Ebola. Syria. Ferguson. Robin Williams.
I’ll admit, lately I have trouble watching or listening to the news. Everything seems so devastatingly dark and depressing. Of course, I want to be aware of what’s going on around the world, but it’s sometimes difficult as an adult and parent to digest it all. I can only imagine how shootings, riots, kidnappings, and suicides might appear to a child.
And much of this terrible world news deals with children, which makes it even harder to watch it. Like all mothers, I feel a particular discomfort with anything child-related, whether it’s the missing schoolgirls in Nigeria or the beheading of James Foley, who although grown was someone’s son.
I’ve found as the news worsens, I compartmentalize my emotions. I allow myself to feel fear, sadness, disgust — then put those emotions aside and come back to a place of hopefulness and optimism — for my own sake and most of all for my children.
My kids just entered third grade and are at a stage where they should be exposed to current events. I want them to be conscious of what’s happening for many reasons — so they learn to be compassionate, responsible, charitable, inquisitive, and so they appreciate their own lives which are blessed with health, shelter, food, and freedom.
As my kids grow older and able to handle more “real world” stuff, I’ve begun struggling with how much news to share with them… and how best to do it. I’ve started to tell them more about what’s happening around the world, always watching carefully to see what their reactions are.
The day Foley was murdered, I picked them up from school feeling deeply sad in a way I couldn’t shake. I told them so. When they asked why, I said an American journalist had been killed, though I left out the horrific details. I explained I was sad because he was simply trying to do his job and tell stories of what was happening in the world; he did not deserve to be killed.
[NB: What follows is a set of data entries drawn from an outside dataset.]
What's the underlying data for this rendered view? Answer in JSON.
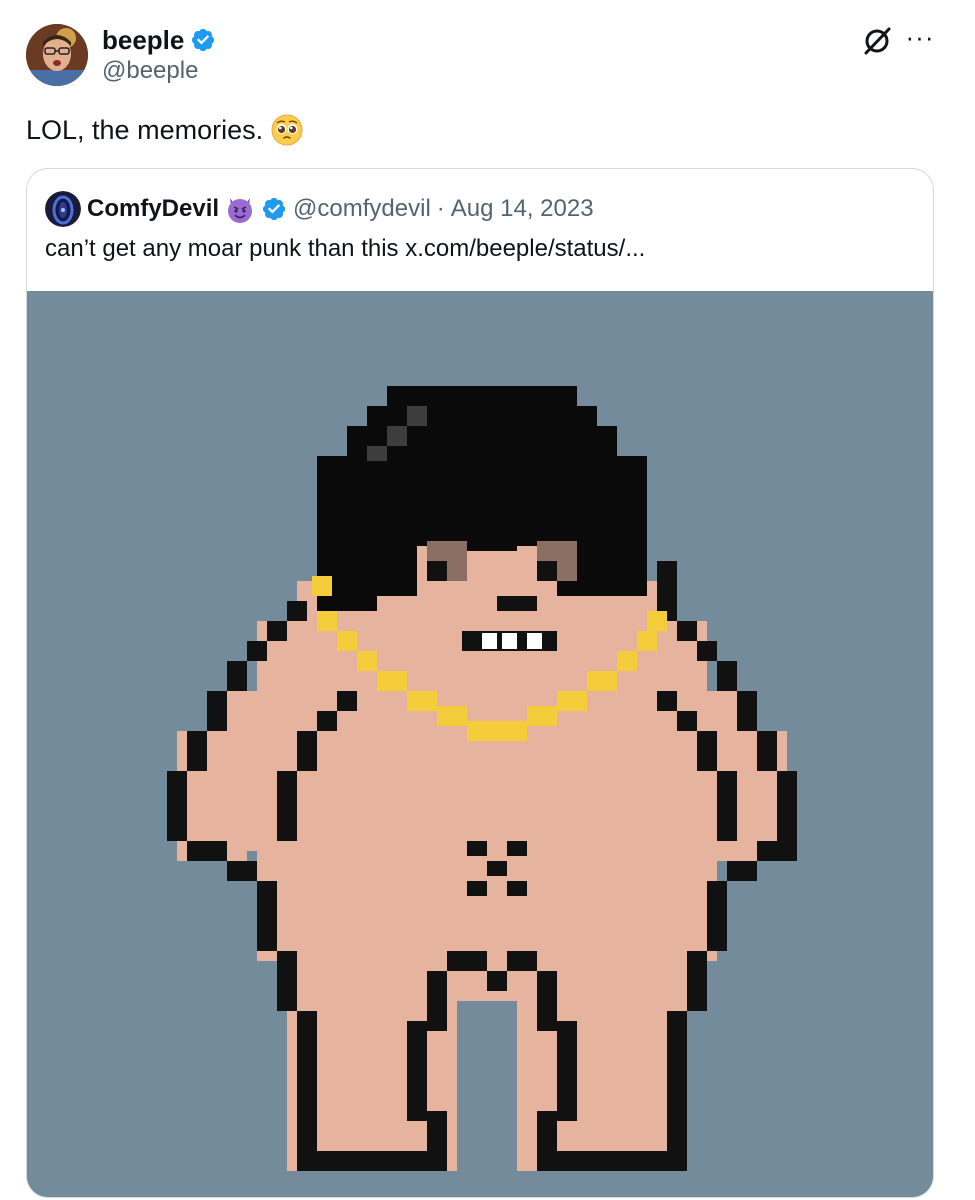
{
  "tweet": {
    "author": {
      "name": "beeple",
      "handle": "@beeple",
      "verified": true,
      "avatar_icon": "avatar-photo"
    },
    "text": "LOL, the memories.",
    "emoji": "pleading-face-emoji",
    "actions": {
      "grok_icon": "grok-icon",
      "more_icon": "more-options-icon",
      "more_label": "···"
    },
    "quote": {
      "name": "ComfyDevil",
      "name_emoji": "smiling-devil-emoji",
      "handle": "@comfydevil",
      "separator": "·",
      "date": "Aug 14, 2023",
      "text": "can’t get any moar punk than this  x.com/beeple/status/...",
      "image": {
        "description_icon": "pixel-punk-character",
        "background": "#748b9c"
      }
    }
  },
  "colors": {
    "verified_blue": "#1d9bf0",
    "muted_text": "#536471",
    "border": "#cfd9de",
    "skin": "#e6b39f",
    "hair": "#0a0a0a",
    "chain": "#f5cd3b"
  }
}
It’s a delicate balance to get a story across truthfully yet with the right filters. I don’t want my kids to be frightened or haunted by the news, though the day will come when they encounter something they have to make sense of on their own.
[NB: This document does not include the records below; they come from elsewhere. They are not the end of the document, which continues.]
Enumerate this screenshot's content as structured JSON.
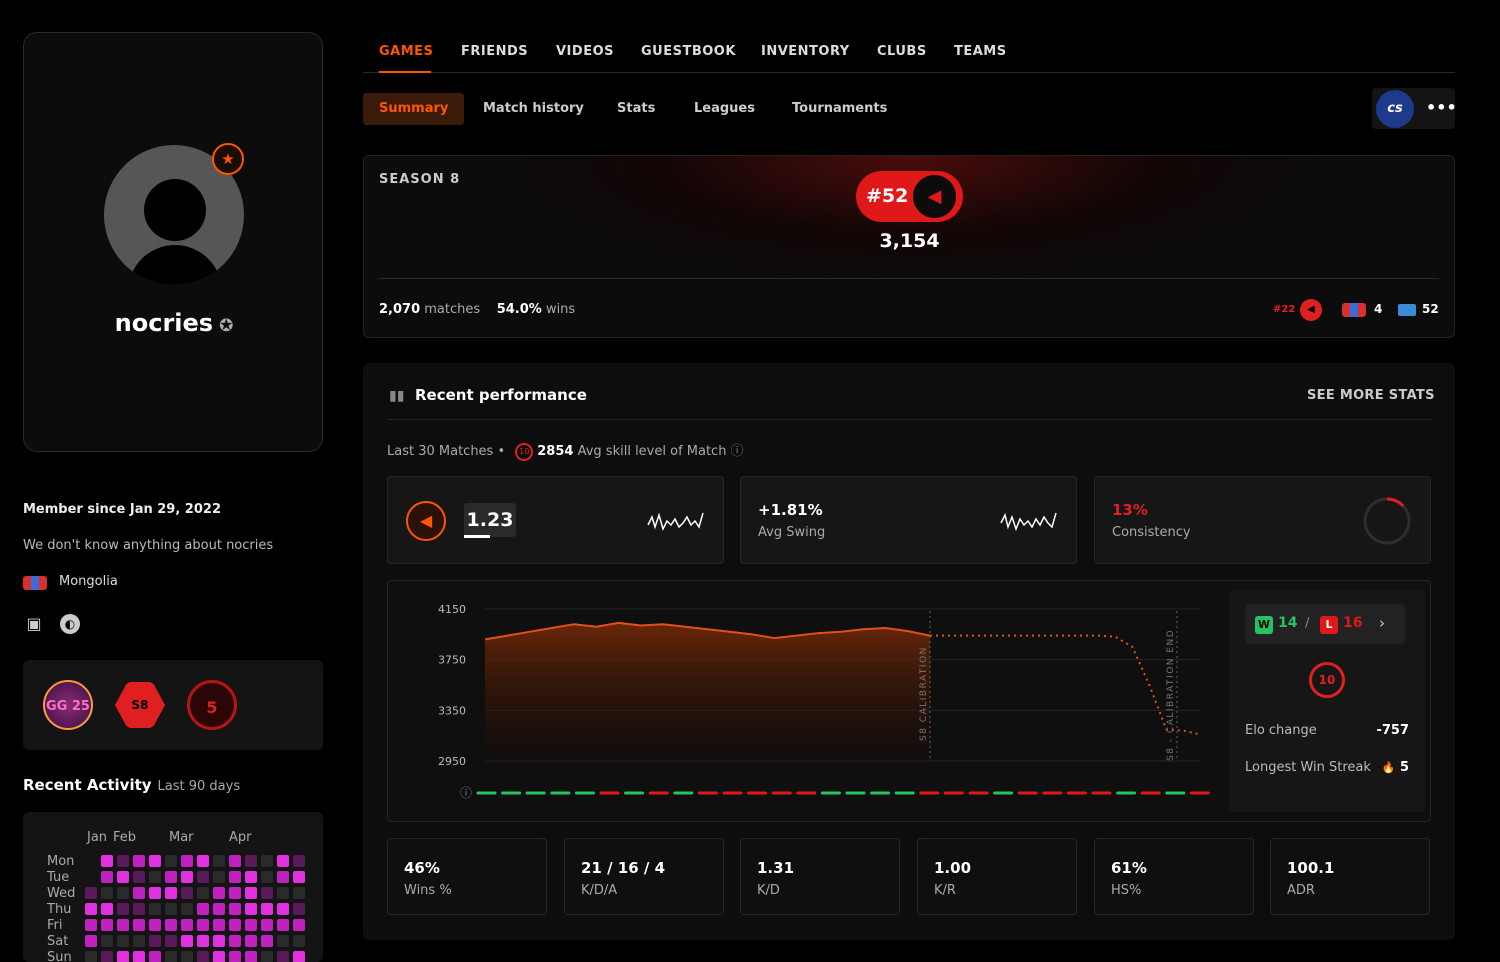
{
  "profile": {
    "username": "nocries",
    "member_since": "Member since Jan 29, 2022",
    "about": "We don't know anything about nocries",
    "country": "Mongolia",
    "badges": [
      "GG 25",
      "S8",
      "5"
    ]
  },
  "recent_activity": {
    "title": "Recent Activity",
    "subtitle": "Last 90 days",
    "months": [
      "Jan",
      "Feb",
      "Mar",
      "Apr"
    ],
    "days": [
      "Mon",
      "Tue",
      "Wed",
      "Thu",
      "Fri",
      "Sat",
      "Sun"
    ]
  },
  "top_nav": [
    "GAMES",
    "FRIENDS",
    "VIDEOS",
    "GUESTBOOK",
    "INVENTORY",
    "CLUBS",
    "TEAMS"
  ],
  "sub_nav": [
    "Summary",
    "Match history",
    "Stats",
    "Leagues",
    "Tournaments"
  ],
  "game_logo": "cs",
  "season": {
    "title": "SEASON 8",
    "rank": "#52",
    "elo": "3,154",
    "matches": "2,070",
    "matches_label": "matches",
    "win_rate": "54.0%",
    "win_label": "wins",
    "league_rank": "#22",
    "country_rank": "4",
    "region_rank": "52"
  },
  "performance": {
    "title": "Recent performance",
    "see_more": "SEE MORE STATS",
    "last_matches": "Last 30 Matches",
    "avg_skill": "2854",
    "avg_skill_label": "Avg skill level of Match",
    "kd": "1.23",
    "avg_swing": "+1.81%",
    "avg_swing_label": "Avg Swing",
    "consistency": "13%",
    "consistency_label": "Consistency",
    "wins": "14",
    "losses": "16",
    "wl_sep": "/",
    "level": "10",
    "elo_change_label": "Elo change",
    "elo_change": "-757",
    "win_streak_label": "Longest Win Streak",
    "win_streak": "5",
    "stats": [
      {
        "value": "46%",
        "label": "Wins %"
      },
      {
        "value": "21 / 16 / 4",
        "label": "K/D/A"
      },
      {
        "value": "1.31",
        "label": "K/D"
      },
      {
        "value": "1.00",
        "label": "K/R"
      },
      {
        "value": "61%",
        "label": "HS%"
      },
      {
        "value": "100.1",
        "label": "ADR"
      }
    ]
  },
  "chart_data": {
    "type": "area",
    "y_ticks": [
      "4150",
      "3750",
      "3350",
      "2950"
    ],
    "ylim": [
      2950,
      4150
    ],
    "annotations": [
      "S8 CALIBRATION",
      "S8 - CALIBRATION END"
    ],
    "series": [
      {
        "values": [
          3910,
          3940,
          3970,
          4000,
          4030,
          4010,
          4040,
          4020,
          4030,
          4010,
          3990,
          3970,
          3950,
          3920,
          3940,
          3960,
          3970,
          3990,
          4000,
          3975,
          3940
        ]
      }
    ],
    "projection": [
      3940,
      3940,
      3940,
      3940,
      3940,
      3940,
      3940,
      3940,
      3940,
      3940,
      3940,
      3930,
      3850,
      3550,
      3200,
      3190,
      3160
    ],
    "results": [
      "W",
      "W",
      "W",
      "W",
      "W",
      "L",
      "W",
      "L",
      "W",
      "L",
      "L",
      "L",
      "L",
      "L",
      "W",
      "W",
      "W",
      "W",
      "L",
      "L",
      "L",
      "W",
      "L",
      "L",
      "L",
      "L",
      "W",
      "L",
      "W",
      "L"
    ]
  },
  "colors": {
    "accent": "#ff5500",
    "red": "#e01818",
    "win": "#22c55e",
    "loss": "#e01818"
  }
}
For now, I pick and choose a handful of headlines each week and discuss them over dinner or as we’re doing homework. I also try to balance the bad news with good. For every depressing thing in the world, there is an inspiring one; for every killing there is a kindness.
Wanting to take things a step further, I researched online kids’ news which turned up a bunch of light, semi-educational fare. The norm on newsy sites for youngsters includes stories like: “Giant Rubber Duck Invades Los Angeles” or “Hunters Capture 1,000-pound Gator.” Many have a heavy emphasis on history and geography, while others focus on outrageous stories about glow-in-the-dark sharks or the Superman Comic Book that sold for $3.2 million.
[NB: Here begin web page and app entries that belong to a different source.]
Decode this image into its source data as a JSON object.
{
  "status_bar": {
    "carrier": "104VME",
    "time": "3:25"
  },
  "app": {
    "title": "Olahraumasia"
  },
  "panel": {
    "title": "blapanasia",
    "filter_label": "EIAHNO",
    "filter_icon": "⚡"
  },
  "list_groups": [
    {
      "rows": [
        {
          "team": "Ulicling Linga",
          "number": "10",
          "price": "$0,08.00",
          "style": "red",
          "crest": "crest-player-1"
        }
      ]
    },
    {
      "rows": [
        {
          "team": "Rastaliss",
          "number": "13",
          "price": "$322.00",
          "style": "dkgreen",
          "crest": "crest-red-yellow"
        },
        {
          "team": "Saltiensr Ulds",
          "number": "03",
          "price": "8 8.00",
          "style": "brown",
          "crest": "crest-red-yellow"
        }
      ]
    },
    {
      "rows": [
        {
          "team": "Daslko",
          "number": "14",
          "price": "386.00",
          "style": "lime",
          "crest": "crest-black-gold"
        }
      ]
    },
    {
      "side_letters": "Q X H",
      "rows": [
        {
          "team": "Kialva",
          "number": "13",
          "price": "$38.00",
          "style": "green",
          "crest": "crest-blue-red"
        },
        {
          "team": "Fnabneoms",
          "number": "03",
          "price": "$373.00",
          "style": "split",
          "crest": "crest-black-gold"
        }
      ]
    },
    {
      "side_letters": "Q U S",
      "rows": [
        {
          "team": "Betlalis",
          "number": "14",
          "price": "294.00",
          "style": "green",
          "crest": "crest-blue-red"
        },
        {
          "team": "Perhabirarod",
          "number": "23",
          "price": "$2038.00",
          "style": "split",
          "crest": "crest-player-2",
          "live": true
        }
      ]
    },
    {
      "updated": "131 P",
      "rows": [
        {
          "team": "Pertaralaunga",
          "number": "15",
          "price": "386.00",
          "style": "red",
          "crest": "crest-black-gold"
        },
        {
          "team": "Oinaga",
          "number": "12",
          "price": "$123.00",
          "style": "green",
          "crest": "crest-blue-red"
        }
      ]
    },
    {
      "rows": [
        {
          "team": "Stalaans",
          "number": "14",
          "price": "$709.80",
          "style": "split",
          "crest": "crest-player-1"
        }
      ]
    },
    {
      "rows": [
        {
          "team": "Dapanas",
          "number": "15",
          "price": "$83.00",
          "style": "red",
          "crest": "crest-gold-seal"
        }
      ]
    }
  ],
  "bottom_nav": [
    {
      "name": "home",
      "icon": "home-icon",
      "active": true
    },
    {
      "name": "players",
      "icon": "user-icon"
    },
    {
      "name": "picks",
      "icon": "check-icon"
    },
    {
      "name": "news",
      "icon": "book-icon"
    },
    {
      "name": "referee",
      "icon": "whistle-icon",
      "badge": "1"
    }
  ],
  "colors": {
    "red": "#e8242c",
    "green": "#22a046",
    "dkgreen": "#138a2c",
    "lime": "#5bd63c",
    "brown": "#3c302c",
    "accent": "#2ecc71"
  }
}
The one site I found that did have a more geo-political bent was Youngzine, and it’s worth checking out.
I also asked a friend how she handled news with her daughter who is homeschooled. Kelley King is a Los Angeles-based art director and founder of Cultural Curricula. She’s a goldmine of great resources for kids. “Meals in our family are times to enjoy food and company as well as to catch up on the events in everyone’s day and in the news,” she said. “We read Newsademic, an international newspaper for kids, every day and it often provides interesting material to discuss. My husband and I love the articles because they include background info that proves helpful for understanding the context of events (and is often missing from adult newspapers). Our child loves Newsademic because of the fascinating and varied topics. The news isn’t dumbed down, but is filtered thoughtfully, so very rarely will I chose not to share an article [because of sensitive material] with our daughter. The writing is smart and the articles are wide ranging in subject matter, so it’s absorbing to adults and kids alike.”
News, however you choose to define it, is a thought-provoking topic and one that becomes more of an issue as your kids get older and need to be socially and politically aware. Do you share current events with your kids? If so, how much is too much?
For now, I’ll continue to ease my children into the overwhelming world of politics, war, and famine, as well as heroism, bravery, charity, and peace-making… and I’ll remember that the best remedy for a rough day of news is to give my kids an extra hug at night and hold them close.